Something I just put on our website, progressive.org, is the manual the White House advance team put out. The manual says that whenever the president or the vice president go around the country, to make sure that protesters aren't within view. What good is their freedom of speech or their right to redress grievances to government if those that govern can't see their protest signs? Then the manual says that protesters should be shut down by rallying squads, Bush supporters recruited from fraternities and other places. The Secret Service is acting not to protect the president and vice president from assassination, but to protect them from dissent. It's like the king from the Middle Ages who can't be bothered by the scruffy peasants. So they clear whole areas before the arrival of his carriage.
Your book is a collection of journalistic vignettes, something different from your usual opinion pieces. Do you consider yourself a documentarian or polemicist?
I'm a polemicist when I'm wearing another hat. I do editorializing. I've been at the Progressive for 25 years now. I can write in that polemical style. This book, with exception of the first and last chapter, is not that. I really tried to tone the writing and rhetoric down and just be a reporter, let people see what has happened to these average Americans. To strip down the writing to just make it factual. To let the reader hear the voice of the people whose rights were trampled on.
Who do you support for president?
I don't support anyone. I don't endorse candidates. Whoever's elected president, we need to make sure that person doesn't abuse the powers of the office like Bush. If we don't try to impeach Bush or Cheney, they're going to be leaving a loaded gun in the top drawer of the Oval Office desk.
Are there any progressives in American government?

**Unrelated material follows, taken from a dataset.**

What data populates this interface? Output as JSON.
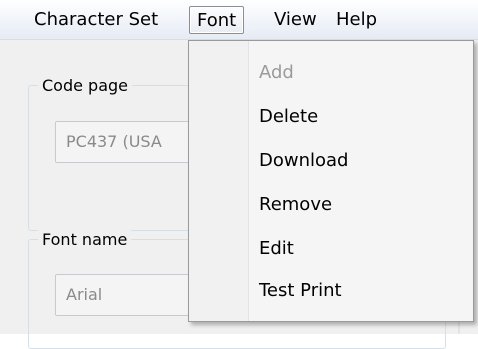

There are a lot of progressives. Certainly not in the Bush White House, but in the Congress. My senator from Wisconsin, Russ Feingold, is a good, solid progressive. There's Bernie Sanders, the senator from Vermont, who's a socialist. There's Barbara Boxer from California, who just said last week that this is the closest we've ever come to a dictatorship and that we need to keep impeachment on the table. As opposed to what Nancy Pelosi suggested. [Boxer] was the only senator to call for an investigation of the 2004 presidential election. Sherrod Brown of Ohio, Dennis Kucinich of Ohio are very much progressives. Barbara Lee in San Francisco.
Anybody from Oregon?
(Laughs) Sorry. I should have studied up. I don't know.
The Progressive has a monthly circulation of about 70,000 readers.
Progressive founder Bob La Follette, a Republican senator and governor from Wisconsin, ran for president in 1924.
Rothschild reads at Annie Bloom's Books, 7834 SW Capitol Highway, 246-0053. 7:30 pm Thursday, July 19. Free. For more of this interview, go to wweek.com.